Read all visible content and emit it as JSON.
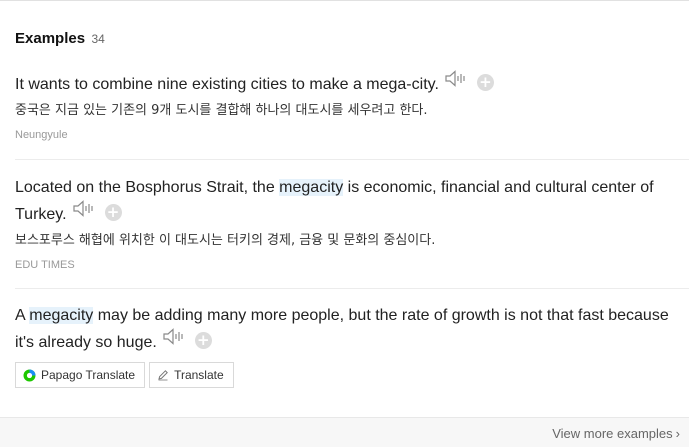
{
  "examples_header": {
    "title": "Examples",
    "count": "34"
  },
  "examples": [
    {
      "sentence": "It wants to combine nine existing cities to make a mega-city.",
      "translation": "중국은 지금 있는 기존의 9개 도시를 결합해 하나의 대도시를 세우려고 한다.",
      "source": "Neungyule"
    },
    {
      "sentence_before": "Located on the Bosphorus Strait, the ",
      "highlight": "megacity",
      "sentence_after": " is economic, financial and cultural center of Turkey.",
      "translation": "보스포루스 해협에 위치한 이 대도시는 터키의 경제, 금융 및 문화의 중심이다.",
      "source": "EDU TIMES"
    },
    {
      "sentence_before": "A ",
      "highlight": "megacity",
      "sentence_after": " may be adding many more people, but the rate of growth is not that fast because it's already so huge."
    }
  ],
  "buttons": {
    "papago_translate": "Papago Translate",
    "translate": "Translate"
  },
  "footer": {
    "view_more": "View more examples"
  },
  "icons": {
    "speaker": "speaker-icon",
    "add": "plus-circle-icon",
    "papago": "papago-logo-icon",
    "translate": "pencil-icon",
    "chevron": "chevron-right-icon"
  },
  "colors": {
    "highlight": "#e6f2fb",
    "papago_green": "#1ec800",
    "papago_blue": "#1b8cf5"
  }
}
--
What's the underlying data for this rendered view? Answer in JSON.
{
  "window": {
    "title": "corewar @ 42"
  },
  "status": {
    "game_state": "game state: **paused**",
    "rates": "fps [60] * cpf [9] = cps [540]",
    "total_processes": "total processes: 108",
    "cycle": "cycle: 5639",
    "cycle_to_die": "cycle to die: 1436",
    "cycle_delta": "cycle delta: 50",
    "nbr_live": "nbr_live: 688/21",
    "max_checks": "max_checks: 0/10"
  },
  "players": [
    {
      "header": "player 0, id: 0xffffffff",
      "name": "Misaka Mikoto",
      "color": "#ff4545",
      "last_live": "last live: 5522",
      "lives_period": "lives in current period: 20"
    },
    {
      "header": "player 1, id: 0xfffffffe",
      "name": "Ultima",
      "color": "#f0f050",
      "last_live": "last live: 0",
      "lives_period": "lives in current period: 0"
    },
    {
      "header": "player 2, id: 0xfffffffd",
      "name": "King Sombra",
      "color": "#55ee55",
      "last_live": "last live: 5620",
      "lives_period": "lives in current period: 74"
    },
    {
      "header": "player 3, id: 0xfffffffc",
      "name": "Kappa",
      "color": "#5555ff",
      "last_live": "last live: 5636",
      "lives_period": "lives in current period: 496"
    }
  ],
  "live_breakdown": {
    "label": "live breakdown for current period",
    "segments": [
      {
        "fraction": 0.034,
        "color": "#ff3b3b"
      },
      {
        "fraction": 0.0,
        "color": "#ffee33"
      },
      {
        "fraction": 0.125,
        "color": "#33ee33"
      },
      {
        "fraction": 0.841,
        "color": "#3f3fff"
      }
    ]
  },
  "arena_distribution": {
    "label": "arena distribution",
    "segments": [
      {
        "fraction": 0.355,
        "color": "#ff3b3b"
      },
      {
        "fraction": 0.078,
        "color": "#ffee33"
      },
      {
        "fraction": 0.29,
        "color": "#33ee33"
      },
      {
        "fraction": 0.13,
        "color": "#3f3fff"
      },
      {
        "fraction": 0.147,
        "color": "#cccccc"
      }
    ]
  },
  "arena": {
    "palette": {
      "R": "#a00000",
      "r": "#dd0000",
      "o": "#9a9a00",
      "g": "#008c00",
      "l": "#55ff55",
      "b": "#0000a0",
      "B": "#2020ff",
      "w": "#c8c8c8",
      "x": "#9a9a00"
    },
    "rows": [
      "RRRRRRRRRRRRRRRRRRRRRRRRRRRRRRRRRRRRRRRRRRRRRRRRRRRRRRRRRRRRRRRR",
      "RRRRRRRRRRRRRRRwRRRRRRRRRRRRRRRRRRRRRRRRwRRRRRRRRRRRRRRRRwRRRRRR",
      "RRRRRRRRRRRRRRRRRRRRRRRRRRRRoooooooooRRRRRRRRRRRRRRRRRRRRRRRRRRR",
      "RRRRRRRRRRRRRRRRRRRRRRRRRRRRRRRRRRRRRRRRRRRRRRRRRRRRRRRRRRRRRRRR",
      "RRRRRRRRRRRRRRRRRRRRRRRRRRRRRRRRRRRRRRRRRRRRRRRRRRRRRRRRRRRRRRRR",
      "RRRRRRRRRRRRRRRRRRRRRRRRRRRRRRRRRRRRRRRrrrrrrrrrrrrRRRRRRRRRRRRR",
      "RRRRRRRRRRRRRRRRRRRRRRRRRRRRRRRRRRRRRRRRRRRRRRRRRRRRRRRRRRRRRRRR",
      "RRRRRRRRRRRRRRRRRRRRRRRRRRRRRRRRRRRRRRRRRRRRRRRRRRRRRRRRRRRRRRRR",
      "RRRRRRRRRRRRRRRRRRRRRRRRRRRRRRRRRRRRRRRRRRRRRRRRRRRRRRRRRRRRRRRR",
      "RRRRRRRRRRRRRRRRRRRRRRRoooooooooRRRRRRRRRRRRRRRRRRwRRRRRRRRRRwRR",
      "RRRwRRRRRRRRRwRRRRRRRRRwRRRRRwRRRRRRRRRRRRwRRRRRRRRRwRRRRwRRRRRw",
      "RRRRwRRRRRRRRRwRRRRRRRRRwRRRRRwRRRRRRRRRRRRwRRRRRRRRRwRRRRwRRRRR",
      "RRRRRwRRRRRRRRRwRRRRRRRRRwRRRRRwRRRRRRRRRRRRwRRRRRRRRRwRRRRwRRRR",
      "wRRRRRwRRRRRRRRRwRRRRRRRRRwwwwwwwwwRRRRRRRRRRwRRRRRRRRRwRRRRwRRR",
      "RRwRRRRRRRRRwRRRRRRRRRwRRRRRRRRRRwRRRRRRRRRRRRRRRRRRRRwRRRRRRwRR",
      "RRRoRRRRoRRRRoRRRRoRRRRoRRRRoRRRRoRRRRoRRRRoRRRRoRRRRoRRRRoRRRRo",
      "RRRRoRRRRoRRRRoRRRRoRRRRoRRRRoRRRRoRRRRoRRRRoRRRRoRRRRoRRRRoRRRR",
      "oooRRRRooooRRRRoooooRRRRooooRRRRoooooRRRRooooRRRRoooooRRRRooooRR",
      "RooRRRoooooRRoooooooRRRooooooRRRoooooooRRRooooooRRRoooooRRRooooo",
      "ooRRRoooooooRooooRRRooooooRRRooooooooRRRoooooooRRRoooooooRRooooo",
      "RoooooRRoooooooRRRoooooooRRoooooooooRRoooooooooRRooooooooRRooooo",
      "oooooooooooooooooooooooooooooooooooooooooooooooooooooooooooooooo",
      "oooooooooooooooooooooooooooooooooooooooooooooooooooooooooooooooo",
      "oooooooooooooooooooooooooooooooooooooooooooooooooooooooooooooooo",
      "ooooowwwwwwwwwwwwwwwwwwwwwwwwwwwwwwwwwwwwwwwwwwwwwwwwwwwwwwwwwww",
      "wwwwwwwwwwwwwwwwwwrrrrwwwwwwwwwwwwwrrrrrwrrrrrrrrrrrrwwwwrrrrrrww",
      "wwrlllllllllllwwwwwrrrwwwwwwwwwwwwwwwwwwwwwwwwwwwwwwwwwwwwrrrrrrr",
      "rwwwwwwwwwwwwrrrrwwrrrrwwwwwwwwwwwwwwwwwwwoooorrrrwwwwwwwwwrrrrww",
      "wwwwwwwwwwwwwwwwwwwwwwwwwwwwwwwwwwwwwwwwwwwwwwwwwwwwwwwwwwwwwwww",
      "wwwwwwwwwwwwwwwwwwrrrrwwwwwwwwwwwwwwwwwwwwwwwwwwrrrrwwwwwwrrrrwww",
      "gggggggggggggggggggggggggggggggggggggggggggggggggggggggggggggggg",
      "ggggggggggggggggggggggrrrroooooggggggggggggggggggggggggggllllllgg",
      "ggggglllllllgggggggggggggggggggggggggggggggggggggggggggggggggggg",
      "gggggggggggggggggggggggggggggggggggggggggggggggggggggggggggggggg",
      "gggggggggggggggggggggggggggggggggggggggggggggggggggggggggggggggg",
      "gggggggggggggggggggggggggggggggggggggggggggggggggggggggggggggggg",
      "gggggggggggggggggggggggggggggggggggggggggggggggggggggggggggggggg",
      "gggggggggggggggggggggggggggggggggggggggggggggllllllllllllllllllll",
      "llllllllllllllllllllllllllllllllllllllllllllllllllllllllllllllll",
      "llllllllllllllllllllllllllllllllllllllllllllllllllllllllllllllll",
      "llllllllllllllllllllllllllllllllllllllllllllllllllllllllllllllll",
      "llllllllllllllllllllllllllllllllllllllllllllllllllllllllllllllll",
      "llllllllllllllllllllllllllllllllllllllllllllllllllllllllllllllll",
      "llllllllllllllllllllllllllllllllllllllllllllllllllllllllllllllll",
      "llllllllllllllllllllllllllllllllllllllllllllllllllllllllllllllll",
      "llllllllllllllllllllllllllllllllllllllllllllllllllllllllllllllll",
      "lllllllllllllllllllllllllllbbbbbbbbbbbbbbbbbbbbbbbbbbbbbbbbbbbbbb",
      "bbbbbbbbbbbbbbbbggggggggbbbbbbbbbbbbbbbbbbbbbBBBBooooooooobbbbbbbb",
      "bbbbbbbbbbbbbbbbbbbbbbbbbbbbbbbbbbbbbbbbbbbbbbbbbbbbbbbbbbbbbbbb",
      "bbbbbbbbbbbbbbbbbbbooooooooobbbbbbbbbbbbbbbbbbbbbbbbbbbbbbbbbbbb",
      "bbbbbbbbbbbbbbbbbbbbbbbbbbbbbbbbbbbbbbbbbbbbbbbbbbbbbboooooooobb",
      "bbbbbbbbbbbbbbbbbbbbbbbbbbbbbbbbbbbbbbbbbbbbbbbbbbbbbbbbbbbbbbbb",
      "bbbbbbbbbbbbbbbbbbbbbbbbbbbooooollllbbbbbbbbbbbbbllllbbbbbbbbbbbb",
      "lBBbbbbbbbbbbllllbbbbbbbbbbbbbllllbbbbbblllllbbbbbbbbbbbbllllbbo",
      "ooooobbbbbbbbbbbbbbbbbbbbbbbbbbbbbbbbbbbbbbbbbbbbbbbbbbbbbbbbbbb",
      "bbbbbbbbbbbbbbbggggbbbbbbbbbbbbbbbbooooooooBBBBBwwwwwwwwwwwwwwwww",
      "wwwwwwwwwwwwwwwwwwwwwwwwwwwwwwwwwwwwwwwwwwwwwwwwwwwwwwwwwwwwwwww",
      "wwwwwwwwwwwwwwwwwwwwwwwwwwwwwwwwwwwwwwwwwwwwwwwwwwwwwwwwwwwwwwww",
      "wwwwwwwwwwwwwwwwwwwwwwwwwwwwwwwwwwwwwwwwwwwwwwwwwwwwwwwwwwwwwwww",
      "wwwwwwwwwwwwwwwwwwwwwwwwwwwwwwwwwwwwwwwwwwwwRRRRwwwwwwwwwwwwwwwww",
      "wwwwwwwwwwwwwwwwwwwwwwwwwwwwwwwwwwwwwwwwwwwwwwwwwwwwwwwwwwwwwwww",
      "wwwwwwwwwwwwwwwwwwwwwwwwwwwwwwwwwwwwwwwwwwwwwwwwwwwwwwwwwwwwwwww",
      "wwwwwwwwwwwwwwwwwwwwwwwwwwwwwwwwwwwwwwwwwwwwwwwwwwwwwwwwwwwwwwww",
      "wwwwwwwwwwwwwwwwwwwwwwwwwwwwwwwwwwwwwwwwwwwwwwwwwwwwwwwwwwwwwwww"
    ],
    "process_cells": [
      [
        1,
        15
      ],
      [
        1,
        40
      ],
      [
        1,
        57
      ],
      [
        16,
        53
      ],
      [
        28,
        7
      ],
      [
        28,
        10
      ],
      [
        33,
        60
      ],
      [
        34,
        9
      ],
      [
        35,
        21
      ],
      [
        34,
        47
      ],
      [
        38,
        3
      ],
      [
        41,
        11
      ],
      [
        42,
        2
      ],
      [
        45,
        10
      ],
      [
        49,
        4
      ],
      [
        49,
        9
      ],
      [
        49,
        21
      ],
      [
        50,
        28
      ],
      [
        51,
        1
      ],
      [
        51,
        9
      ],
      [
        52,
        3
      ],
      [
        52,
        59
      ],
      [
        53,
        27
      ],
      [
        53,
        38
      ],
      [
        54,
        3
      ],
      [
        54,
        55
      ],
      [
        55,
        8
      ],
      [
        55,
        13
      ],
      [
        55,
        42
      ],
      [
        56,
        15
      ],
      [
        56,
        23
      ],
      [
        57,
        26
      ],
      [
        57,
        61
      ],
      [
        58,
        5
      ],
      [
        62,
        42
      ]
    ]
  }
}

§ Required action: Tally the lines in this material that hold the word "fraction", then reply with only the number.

§ Task answer: 9